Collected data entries
━━━━
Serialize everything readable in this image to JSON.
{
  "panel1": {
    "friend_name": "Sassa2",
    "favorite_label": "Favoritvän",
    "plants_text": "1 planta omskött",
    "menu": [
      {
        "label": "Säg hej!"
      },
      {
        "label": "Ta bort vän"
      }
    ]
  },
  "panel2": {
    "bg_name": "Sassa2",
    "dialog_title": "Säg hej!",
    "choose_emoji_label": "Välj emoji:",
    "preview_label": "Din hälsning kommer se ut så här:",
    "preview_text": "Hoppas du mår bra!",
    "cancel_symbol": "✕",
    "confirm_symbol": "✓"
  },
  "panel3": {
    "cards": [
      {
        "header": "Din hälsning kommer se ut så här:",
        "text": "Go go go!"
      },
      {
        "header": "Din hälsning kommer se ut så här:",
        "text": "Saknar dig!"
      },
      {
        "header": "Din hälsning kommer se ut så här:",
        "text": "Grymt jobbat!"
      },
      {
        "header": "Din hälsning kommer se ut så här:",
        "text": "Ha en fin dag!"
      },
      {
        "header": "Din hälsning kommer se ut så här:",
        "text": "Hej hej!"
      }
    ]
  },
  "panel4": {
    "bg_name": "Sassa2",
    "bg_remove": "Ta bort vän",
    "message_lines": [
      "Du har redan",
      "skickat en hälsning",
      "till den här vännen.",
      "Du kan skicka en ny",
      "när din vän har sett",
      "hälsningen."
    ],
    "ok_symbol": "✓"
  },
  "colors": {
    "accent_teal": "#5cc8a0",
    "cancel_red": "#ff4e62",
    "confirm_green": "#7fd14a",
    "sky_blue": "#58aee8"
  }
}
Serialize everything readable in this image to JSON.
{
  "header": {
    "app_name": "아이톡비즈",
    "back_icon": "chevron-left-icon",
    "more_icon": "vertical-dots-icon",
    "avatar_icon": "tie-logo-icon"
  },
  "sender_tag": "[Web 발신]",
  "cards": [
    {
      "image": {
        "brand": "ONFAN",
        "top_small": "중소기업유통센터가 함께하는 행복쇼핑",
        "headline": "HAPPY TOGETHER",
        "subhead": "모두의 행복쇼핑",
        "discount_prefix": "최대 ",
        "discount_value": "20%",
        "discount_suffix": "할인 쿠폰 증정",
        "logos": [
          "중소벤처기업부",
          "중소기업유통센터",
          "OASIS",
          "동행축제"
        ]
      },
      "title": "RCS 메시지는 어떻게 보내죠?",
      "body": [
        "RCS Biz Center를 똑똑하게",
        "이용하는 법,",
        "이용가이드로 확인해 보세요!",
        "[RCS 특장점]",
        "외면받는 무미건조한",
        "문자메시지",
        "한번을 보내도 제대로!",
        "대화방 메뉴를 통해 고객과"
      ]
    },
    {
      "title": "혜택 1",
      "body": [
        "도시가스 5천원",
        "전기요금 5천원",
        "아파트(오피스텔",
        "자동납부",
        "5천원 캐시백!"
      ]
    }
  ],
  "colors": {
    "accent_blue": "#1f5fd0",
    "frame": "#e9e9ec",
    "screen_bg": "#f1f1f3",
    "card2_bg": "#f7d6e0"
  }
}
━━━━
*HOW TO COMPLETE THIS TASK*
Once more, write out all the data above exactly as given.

*EXERCISE ANSWER*
Serialize everything readable in this image to JSON.
{
  "panel1": {
    "friend_name": "Sassa2",
    "favorite_label": "Favoritvän",
    "plants_text": "1 planta omskött",
    "menu": [
      {
        "label": "Säg hej!"
      },
      {
        "label": "Ta bort vän"
      }
    ]
  },
  "panel2": {
    "bg_name": "Sassa2",
    "dialog_title": "Säg hej!",
    "choose_emoji_label": "Välj emoji:",
    "preview_label": "Din hälsning kommer se ut så här:",
    "preview_text": "Hoppas du mår bra!",
    "cancel_symbol": "✕",
    "confirm_symbol": "✓"
  },
  "panel3": {
    "cards": [
      {
        "header": "Din hälsning kommer se ut så här:",
        "text": "Go go go!"
      },
      {
        "header": "Din hälsning kommer se ut så här:",
        "text": "Saknar dig!"
      },
      {
        "header": "Din hälsning kommer se ut så här:",
        "text": "Grymt jobbat!"
      },
      {
        "header": "Din hälsning kommer se ut så här:",
        "text": "Ha en fin dag!"
      },
      {
        "header": "Din hälsning kommer se ut så här:",
        "text": "Hej hej!"
      }
    ]
  },
  "panel4": {
    "bg_name": "Sassa2",
    "bg_remove": "Ta bort vän",
    "message_lines": [
      "Du har redan",
      "skickat en hälsning",
      "till den här vännen.",
      "Du kan skicka en ny",
      "när din vän har sett",
      "hälsningen."
    ],
    "ok_symbol": "✓"
  },
  "colors": {
    "accent_teal": "#5cc8a0",
    "cancel_red": "#ff4e62",
    "confirm_green": "#7fd14a",
    "sky_blue": "#58aee8"
  }
}
Serialize everything readable in this image to JSON.
{
  "header": {
    "app_name": "아이톡비즈",
    "back_icon": "chevron-left-icon",
    "more_icon": "vertical-dots-icon",
    "avatar_icon": "tie-logo-icon"
  },
  "sender_tag": "[Web 발신]",
  "cards": [
    {
      "image": {
        "brand": "ONFAN",
        "top_small": "중소기업유통센터가 함께하는 행복쇼핑",
        "headline": "HAPPY TOGETHER",
        "subhead": "모두의 행복쇼핑",
        "discount_prefix": "최대 ",
        "discount_value": "20%",
        "discount_suffix": "할인 쿠폰 증정",
        "logos": [
          "중소벤처기업부",
          "중소기업유통센터",
          "OASIS",
          "동행축제"
        ]
      },
      "title": "RCS 메시지는 어떻게 보내죠?",
      "body": [
        "RCS Biz Center를 똑똑하게",
        "이용하는 법,",
        "이용가이드로 확인해 보세요!",
        "[RCS 특장점]",
        "외면받는 무미건조한",
        "문자메시지",
        "한번을 보내도 제대로!",
        "대화방 메뉴를 통해 고객과"
      ]
    },
    {
      "title": "혜택 1",
      "body": [
        "도시가스 5천원",
        "전기요금 5천원",
        "아파트(오피스텔",
        "자동납부",
        "5천원 캐시백!"
      ]
    }
  ],
  "colors": {
    "accent_blue": "#1f5fd0",
    "frame": "#e9e9ec",
    "screen_bg": "#f1f1f3",
    "card2_bg": "#f7d6e0"
  }
}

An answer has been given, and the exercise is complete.